Another reason that curcumin makes a lousy drug also explains why it is safe taken orally, but not intravenously—something that Jade Erick found out the hard way. When taken orally, virtually none of it gets into your blood:
"So what do you get when you look closely at the molecule and its activities? Well, for one thing, curcumin’s stability and pharmacokinetics are absolutely terrible. It’s less than 1% bioavailable, and its half-life under physiological conditions is measured in minutes."
Taken together, the poor pharmacological properties and the multiple, unrelated health claims suggest strongly that curcumin isn't really doing anything, which is exactly the conclusion of Michael A. Walters and colleagues in the J. Med. Chem. article:
"The likely false activity of curcumin in vitro and in vivo has resulted in >120 clinical trials of curcuminoids against several diseases. No double-blinded, placebo controlled clinical trial of curcumin has been successful."
Michael A. Walters et.al.
Of course, Big Dough Joe has a "solution" this. Buy his curcumin—Curcumin Advanced formula! From his site:
Typical ambiguous language of a sleazebag salesman. The only word that means anything whatsoever is "may."
Then there is this:
"Aside from absorbing the curcumin, like many nutrients, it has a relatively short half-life which means, in order to receive the maximum benefit you would have to consume it every four to six hours.
Fortunately, there is a “sustained release” version of the product that can eliminate the major hassle factor of having to take this supplement so frequently. Sustained release…"
Sounds great, except it won't solve anything. Curcumin will still not be absorbed and will continue to be rapidly metabolized.
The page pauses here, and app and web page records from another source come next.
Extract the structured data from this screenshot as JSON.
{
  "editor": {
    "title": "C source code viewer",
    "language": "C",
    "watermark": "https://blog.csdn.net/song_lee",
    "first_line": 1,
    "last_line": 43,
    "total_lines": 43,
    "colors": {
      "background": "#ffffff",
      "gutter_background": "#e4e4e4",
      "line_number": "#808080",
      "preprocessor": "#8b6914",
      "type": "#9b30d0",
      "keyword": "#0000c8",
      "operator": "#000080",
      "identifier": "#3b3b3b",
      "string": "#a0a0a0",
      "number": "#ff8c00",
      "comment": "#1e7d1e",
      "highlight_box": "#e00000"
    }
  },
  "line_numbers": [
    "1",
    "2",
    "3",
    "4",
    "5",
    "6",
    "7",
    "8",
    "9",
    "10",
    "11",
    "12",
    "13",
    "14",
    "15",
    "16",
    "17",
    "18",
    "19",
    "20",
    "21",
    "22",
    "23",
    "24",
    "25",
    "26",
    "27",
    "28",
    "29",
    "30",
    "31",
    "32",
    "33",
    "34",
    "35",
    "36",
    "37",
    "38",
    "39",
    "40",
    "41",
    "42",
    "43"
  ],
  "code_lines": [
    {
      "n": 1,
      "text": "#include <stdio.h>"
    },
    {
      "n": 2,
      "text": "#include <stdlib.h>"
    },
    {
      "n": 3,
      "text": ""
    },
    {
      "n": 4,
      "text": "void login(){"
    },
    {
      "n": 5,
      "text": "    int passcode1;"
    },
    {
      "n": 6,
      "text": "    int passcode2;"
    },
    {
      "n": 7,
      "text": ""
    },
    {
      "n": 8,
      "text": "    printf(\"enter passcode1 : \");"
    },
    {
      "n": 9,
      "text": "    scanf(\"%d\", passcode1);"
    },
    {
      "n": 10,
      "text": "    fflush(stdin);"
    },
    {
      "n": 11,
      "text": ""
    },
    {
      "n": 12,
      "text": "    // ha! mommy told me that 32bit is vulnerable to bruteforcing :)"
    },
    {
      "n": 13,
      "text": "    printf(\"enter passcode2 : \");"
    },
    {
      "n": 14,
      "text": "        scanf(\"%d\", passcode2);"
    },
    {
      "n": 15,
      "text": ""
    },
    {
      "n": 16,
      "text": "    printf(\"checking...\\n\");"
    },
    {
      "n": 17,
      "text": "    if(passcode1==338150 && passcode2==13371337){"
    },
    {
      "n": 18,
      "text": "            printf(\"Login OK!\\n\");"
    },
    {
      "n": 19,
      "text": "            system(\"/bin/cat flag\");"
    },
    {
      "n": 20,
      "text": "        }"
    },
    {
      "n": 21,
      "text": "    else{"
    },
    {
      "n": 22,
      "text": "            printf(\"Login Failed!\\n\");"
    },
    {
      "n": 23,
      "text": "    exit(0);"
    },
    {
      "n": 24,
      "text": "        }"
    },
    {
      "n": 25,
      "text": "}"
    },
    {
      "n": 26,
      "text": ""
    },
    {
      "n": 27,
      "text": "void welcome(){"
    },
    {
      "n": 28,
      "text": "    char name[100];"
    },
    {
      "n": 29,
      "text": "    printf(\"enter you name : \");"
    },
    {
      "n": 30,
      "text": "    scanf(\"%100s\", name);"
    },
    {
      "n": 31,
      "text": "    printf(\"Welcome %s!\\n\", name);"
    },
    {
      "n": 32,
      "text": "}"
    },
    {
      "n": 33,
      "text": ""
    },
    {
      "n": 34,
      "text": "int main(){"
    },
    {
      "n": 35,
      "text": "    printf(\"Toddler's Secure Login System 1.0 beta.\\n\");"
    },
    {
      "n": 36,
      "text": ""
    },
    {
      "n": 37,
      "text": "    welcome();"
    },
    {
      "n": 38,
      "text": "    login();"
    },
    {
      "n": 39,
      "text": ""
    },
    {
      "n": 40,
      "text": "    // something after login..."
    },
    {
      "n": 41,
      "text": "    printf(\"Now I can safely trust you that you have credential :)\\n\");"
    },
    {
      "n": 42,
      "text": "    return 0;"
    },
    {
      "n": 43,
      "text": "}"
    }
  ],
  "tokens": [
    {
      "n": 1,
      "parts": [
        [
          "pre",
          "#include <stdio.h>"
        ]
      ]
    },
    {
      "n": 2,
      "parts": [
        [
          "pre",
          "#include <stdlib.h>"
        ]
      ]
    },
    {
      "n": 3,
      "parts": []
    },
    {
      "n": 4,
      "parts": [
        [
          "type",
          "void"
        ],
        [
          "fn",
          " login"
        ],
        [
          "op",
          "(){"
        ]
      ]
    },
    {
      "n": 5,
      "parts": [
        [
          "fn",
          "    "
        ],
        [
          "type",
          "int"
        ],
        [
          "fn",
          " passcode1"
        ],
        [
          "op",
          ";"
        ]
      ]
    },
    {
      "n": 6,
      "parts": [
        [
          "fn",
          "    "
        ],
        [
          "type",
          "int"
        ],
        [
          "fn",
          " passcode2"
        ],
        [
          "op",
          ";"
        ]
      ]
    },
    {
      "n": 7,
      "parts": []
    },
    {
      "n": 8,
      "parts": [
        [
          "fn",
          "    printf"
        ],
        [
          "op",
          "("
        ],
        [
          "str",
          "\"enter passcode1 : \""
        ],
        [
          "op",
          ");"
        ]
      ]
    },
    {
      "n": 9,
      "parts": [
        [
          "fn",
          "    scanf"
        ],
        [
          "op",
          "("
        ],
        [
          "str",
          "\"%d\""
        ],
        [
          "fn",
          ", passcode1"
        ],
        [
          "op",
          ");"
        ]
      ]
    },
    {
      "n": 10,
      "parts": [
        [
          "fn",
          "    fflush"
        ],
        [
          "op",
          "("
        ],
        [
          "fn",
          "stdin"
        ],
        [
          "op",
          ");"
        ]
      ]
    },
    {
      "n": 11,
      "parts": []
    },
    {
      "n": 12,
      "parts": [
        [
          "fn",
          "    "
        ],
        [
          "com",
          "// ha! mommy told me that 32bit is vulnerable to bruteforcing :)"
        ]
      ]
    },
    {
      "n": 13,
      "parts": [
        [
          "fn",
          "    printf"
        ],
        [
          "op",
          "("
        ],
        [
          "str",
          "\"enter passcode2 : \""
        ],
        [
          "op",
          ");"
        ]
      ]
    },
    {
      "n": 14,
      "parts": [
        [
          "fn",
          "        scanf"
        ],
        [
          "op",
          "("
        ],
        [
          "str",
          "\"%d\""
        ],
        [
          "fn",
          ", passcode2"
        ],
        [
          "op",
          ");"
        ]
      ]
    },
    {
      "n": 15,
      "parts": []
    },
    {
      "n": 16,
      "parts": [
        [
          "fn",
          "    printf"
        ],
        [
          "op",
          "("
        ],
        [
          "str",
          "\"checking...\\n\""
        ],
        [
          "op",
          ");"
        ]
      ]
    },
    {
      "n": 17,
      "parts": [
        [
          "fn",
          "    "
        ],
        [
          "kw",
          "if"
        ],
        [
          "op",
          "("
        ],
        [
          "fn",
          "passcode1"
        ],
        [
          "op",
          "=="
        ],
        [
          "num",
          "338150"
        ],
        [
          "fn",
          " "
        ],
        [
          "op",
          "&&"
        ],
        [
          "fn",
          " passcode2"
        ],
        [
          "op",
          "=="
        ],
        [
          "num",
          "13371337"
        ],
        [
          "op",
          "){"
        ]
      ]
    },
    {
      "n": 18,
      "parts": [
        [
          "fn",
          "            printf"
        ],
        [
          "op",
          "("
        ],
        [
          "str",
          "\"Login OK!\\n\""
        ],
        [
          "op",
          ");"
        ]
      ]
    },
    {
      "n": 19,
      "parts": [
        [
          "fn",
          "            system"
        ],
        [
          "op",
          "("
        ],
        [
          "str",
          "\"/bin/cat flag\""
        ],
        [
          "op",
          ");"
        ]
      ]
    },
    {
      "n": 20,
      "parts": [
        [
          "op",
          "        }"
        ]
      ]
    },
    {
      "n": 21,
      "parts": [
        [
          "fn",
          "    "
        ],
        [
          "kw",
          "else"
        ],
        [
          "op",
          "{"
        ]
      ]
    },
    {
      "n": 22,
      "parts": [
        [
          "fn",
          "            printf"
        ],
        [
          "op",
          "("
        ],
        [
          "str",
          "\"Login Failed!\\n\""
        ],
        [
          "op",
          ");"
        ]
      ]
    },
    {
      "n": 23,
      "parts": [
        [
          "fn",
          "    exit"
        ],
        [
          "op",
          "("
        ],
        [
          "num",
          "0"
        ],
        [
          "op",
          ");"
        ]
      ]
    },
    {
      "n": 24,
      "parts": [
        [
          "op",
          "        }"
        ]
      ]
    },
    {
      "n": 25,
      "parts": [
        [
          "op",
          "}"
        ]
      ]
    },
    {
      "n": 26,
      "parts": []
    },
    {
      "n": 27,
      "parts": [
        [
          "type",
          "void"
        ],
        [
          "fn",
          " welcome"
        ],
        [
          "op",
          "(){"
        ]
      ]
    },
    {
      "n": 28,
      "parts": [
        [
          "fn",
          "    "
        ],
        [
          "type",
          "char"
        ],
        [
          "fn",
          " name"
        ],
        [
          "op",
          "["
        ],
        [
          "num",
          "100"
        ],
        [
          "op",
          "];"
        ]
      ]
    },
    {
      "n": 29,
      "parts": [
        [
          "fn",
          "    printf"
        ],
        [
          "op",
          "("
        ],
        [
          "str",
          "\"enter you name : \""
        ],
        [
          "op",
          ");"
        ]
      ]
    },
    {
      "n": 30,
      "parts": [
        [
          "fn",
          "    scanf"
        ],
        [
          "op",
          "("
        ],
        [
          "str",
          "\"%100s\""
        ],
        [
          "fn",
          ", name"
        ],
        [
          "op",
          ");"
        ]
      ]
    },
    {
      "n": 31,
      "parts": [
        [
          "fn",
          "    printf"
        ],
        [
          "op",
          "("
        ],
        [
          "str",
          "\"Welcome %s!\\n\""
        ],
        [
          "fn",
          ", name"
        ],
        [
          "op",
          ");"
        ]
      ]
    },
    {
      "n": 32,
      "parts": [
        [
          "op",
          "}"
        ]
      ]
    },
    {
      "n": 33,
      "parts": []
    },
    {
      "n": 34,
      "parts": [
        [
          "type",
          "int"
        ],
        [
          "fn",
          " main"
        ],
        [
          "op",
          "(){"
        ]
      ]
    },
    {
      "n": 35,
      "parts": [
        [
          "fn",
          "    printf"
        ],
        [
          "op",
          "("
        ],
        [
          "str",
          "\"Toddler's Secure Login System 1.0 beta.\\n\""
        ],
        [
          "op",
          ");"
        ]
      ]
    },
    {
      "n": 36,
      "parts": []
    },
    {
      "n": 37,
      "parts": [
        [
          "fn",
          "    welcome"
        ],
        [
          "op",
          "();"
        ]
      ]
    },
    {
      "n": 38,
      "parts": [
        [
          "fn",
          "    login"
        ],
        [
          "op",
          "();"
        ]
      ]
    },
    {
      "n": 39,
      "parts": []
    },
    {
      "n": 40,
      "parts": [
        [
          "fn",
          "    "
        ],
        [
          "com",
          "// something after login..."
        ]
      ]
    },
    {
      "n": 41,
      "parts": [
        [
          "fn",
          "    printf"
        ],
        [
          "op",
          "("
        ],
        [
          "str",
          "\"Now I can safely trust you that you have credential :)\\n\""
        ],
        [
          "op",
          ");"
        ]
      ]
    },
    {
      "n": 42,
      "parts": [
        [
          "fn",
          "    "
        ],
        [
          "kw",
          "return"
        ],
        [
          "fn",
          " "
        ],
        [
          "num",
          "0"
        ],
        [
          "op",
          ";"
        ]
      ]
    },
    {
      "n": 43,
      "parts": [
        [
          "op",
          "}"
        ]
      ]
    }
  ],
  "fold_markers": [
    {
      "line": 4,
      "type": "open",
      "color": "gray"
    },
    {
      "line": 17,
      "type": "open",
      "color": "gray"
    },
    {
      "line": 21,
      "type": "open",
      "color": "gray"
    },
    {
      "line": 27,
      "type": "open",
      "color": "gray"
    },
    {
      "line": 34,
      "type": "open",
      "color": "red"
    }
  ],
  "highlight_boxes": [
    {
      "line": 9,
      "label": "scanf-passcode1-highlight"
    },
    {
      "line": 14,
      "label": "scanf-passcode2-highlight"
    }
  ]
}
Fortunately, Joe has another solution—formulation:
"Here’s a quick breakdown how an incredible technology, called “MicroActive®,” helps with bioavailability…"
Cool! A new way to make drugs that do not make it into the blood orally active (1). Or is it? I could find no evidence that the "incredible technology" works. It is not given. But this is:
"The end result is that I believe this innovative technology helps make Curcumin Advanced the best curcumin supplement I’ve seen to date."
There ya go. Mercola claims that the technology works, but offers no evidence to support this. But that's OK because he believes it to be true. Why is there no evidence? Perhaps it's because those very little asterisks above (and if you can't see them, it's purely intentional), refer to something that took me 10 minutes to find on the page. It is at the very bottom of the screen, and unless you happen to carry around a scanning electron microscope, it's not all that easy to see:
So, if I have this right, Mercola is:
- Selling something that just killed someone when used intravenously,
- Claiming it will fix everything that ails you despite the fact that there is no evidence that it is useful for anything
- Advertising a wonderful new technology that is supposed to (but won't) deliver more of a useless chemical
- Not offering any evidence about this technology except his opinion, which is, of course, qualified by a splendidly hidden disclaimer.
Just another day in Mercolaville.
(1) There has been an enormous amount of research into making drugs orally bioavailable. Both formulation research and the use of pro-drug technology have helped, but it remains a largely unsolved problem.